Thursday, July 30, 2013
By Jill R. Aitoro
U.S. Rep. Mike Coffman, R-Colo., will introduce a bill this week that strips the Department of Veterans Affairs of its control over a program that decides who qualifies to bid for contracts set aside by the agency for veteran small businesses.
The measure is a direct response to an outcry from the veteran community, which has accused the VA of a “gotcha” mentality with a program created to weed out fraud. That mentality, critics say, has caused legitimate small businesses to be frozen out of opportunities and in some cases branded as shams, as I've reported extensively.
"Service-disabled veteran small business owners have paid a hefty price for our nation, and the least we can do is ensure that programs intended to encourage entrepreneurship do not themselves become yet another obstacle to success,” Coffman said in an emailed statement. “Many of the certification, appellate, and excessive cost problems at the VA have been well-documented by veterans, and even by the Government
Accountability Office. It’s past time to create a clear and transparent set of rules and processes for the government to follow.”
The bill, a copy of which was obtained by Washington Business Journal, would transfer to the Small Business Administration control and administration of the Vets First program — which verifies the status of veteran-owned and service-disabled small businesses for the purposes of bidding on VA contracts. In fiscal 2012, 42 percent of the 4,500 applicants were denied verification as service-disabled, veteran-owned small businesses by the VA’s Center for Veterans Enterprise.
Beyond concerns about fairness, the program costs money to run. According to the House Small Business Committee, which is expected to release the bill Wednesday as a joint effort with the House Veterans Affairs Committee, the VA is currently spending about $33 million per year on the verification program, and has more than 120 employees devoted to the process. This duplicates efforts already under way through similar programs operated by the SBA.

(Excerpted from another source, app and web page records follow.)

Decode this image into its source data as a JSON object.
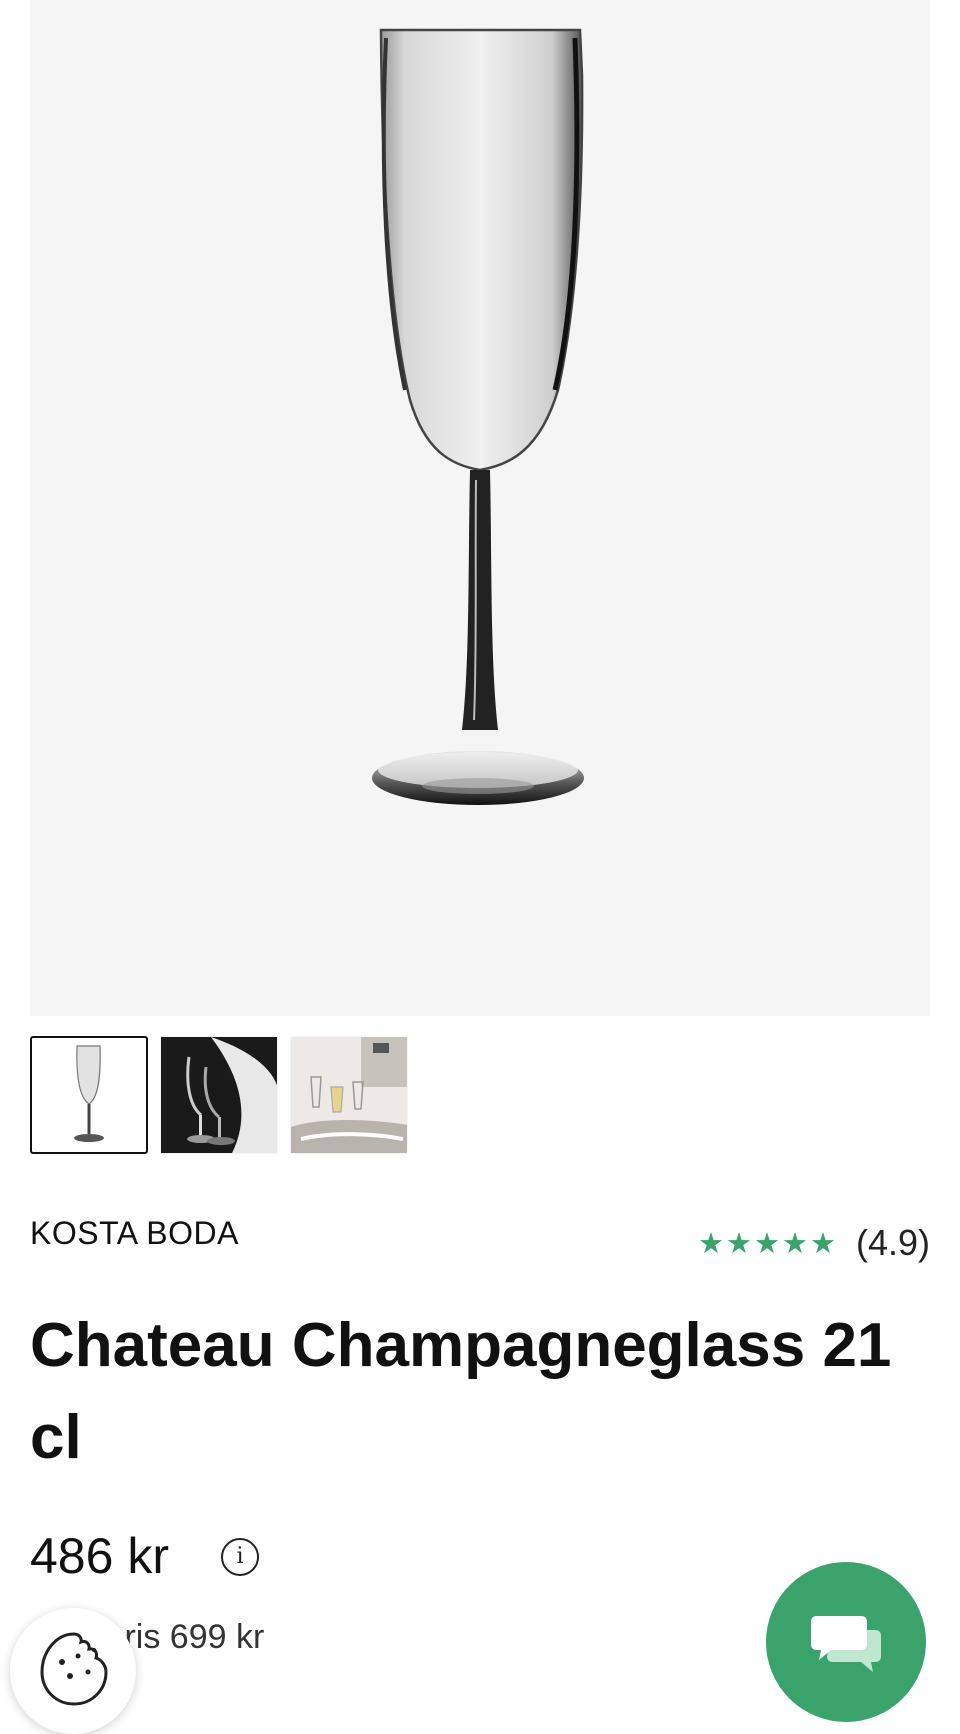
{
  "product": {
    "brand": "KOSTA BODA",
    "title": "Chateau Champagneglass 21 cl",
    "stars": "★★★★★",
    "rating_text": "(4.9)",
    "rating_value": 4.9,
    "price": "486 kr",
    "original_price": "Ord. pris 699 kr"
  },
  "gallery": {
    "thumbnail_count": 3,
    "active_index": 0
  },
  "icons": {
    "info": "info-icon",
    "cookie": "cookie-icon",
    "chat": "chat-icon"
  },
  "colors": {
    "accent": "#3aa36b",
    "hero_background": "#f5f5f5",
    "text": "#111111"
  }
}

"It's important that there's a single standard that would remove the confusion for veterans, and set the stage for consistent determinations" about a contractor's status, said Marc Goldschmitt, CEO of Goldschmitt and Associates LLC and a member of advocacy groups VET Force and the National Veterans Small Business Coalition.
Practically speaking, he added, it also will allow companies to submit documentation once to the SBA and have that documentation available for all of the programs that they might apply for, streamlining the process significantly.
The bill also provides veterans that are denied from the program with the opportunity to appeal the decision through the SBA's Office of Hearings and Appeals — an option that previously was not available. And it addresses some uncertainty about what happens to a small business owned by a service-disabled veteran when he or she dies.
So will the bill pass?
"Considering that the veteran community would strongly support these initiatives, and that it appears that they'd be palatable to the House and probably Senate, I believe there will be quick action and passage of the bill," Goldschmitt told me.